Teachers are heading back to school after summer vacation wearing masks, a sign that the new school year will be far from normal. 

What You Need To Know

  • Public school teachers returned to classrooms Tuesday, about two weeks before students are set to join them

  • The city issued ventilation reports on individual schools late Monday night -- and closed ten school buildings due to air flow issues

  • Educators will use the coming days for professional development and to determine how best to staff their schools for a mix of in-person and online learning

"This is a major challenge that we are taking on," United Federation of Teachers President Michael Mulgrew said. "This is the only large school system in the United States opening."

For most teachers, it was the first time back since March, when the city closed all classrooms and shifted to remote learning because of the coronavirus crisis.

The new school year will begin with most students alternating between in-person instruction and remote learning.

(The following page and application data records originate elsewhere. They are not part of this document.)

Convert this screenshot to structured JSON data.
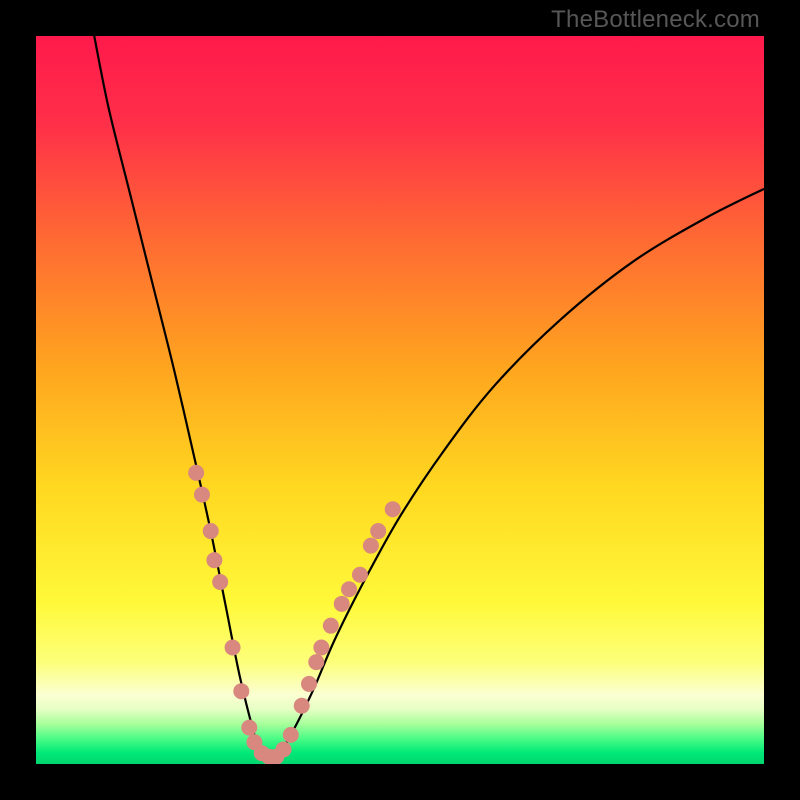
{
  "watermark": "TheBottleneck.com",
  "chart_data": {
    "type": "line",
    "title": "",
    "xlabel": "",
    "ylabel": "",
    "xlim": [
      0,
      100
    ],
    "ylim": [
      0,
      100
    ],
    "gradient_stops": [
      {
        "offset": 0.0,
        "color": "#ff1a4b"
      },
      {
        "offset": 0.12,
        "color": "#ff2f49"
      },
      {
        "offset": 0.28,
        "color": "#ff6a33"
      },
      {
        "offset": 0.45,
        "color": "#ffa31f"
      },
      {
        "offset": 0.62,
        "color": "#ffd820"
      },
      {
        "offset": 0.78,
        "color": "#fff93a"
      },
      {
        "offset": 0.86,
        "color": "#fdff7a"
      },
      {
        "offset": 0.905,
        "color": "#fbffd2"
      },
      {
        "offset": 0.925,
        "color": "#e6ffc4"
      },
      {
        "offset": 0.945,
        "color": "#a7ff9b"
      },
      {
        "offset": 0.965,
        "color": "#4bfc86"
      },
      {
        "offset": 0.985,
        "color": "#00e877"
      },
      {
        "offset": 1.0,
        "color": "#00d66e"
      }
    ],
    "series": [
      {
        "name": "bottleneck-curve",
        "x": [
          8,
          10,
          13,
          16,
          19,
          22,
          24,
          26,
          28,
          30,
          31,
          33,
          35,
          38,
          41,
          45,
          50,
          56,
          63,
          72,
          82,
          92,
          100
        ],
        "y": [
          100,
          90,
          78,
          66,
          54,
          41,
          32,
          22,
          12,
          4,
          1,
          1,
          4,
          10,
          17,
          25,
          34,
          43,
          52,
          61,
          69,
          75,
          79
        ]
      }
    ],
    "markers": {
      "color": "#d98880",
      "radius": 8,
      "points": [
        {
          "x": 22.0,
          "y": 40
        },
        {
          "x": 22.8,
          "y": 37
        },
        {
          "x": 24.0,
          "y": 32
        },
        {
          "x": 24.5,
          "y": 28
        },
        {
          "x": 25.3,
          "y": 25
        },
        {
          "x": 27.0,
          "y": 16
        },
        {
          "x": 28.2,
          "y": 10
        },
        {
          "x": 29.3,
          "y": 5
        },
        {
          "x": 30.0,
          "y": 3
        },
        {
          "x": 31.0,
          "y": 1.5
        },
        {
          "x": 32.0,
          "y": 1
        },
        {
          "x": 33.0,
          "y": 1
        },
        {
          "x": 34.0,
          "y": 2
        },
        {
          "x": 35.0,
          "y": 4
        },
        {
          "x": 36.5,
          "y": 8
        },
        {
          "x": 37.5,
          "y": 11
        },
        {
          "x": 38.5,
          "y": 14
        },
        {
          "x": 39.2,
          "y": 16
        },
        {
          "x": 40.5,
          "y": 19
        },
        {
          "x": 42.0,
          "y": 22
        },
        {
          "x": 43.0,
          "y": 24
        },
        {
          "x": 44.5,
          "y": 26
        },
        {
          "x": 46.0,
          "y": 30
        },
        {
          "x": 47.0,
          "y": 32
        },
        {
          "x": 49.0,
          "y": 35
        }
      ]
    }
  }
}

But 39 percent of students have chosen to only learn remotely.

"Part of the problem is, you know, when you're doing remote teaching and in-person teaching you kind of need more teachers and we don't really have more teachers, so that's going to be a kind of challenging puzzle to figure out,” science teacher Peter Cocheo said.

Cocheo says his colleagues at the Richard R. Green High School of Teaching are returning with mixed emotions.

"Some people are very excited to be back, because they like being with students in the classroom, and not liking the remote, other teachers are a little nervous about coming back,” he said.

One reason for nerves: the city released reports on school ventilation systems just hours before teachers were asked to report. The city inspected nearly 1,500 buildings, and will open all but ten of them. Leadership and Public Service High School in Lower Manhattan -- where not a single window can be opened -- is one school that did not open Tuesday. 

"Ventilation issues have long been a problem in this school and it's taken a pandemic to have them finally addressed,” Melissa Ramos, a teacher at the school, said.

Teachers at these schools will work remotely until the Education Department makes repairs. The Education Department is also seeking alternative space in the event schools aren’t ready for students to return later this month. The DOE has deemed 96 percent of classrooms citywide safe to use, and Mulgrew sought to reassure members of his union that their schools are safe.

"I can understand the anxiety and the fear that so many people are facing, especially after what happened in March. But I can also tell them all that there is not just one entity making the decisions anymore. Everyone is looking at all of the information together and then making the correct decisions,” he said.

Teachers say their biggest challenge will be getting their classrooms and their curriculum ready for students to return to in-person. That happens September 21st. Remote learning begins September 16.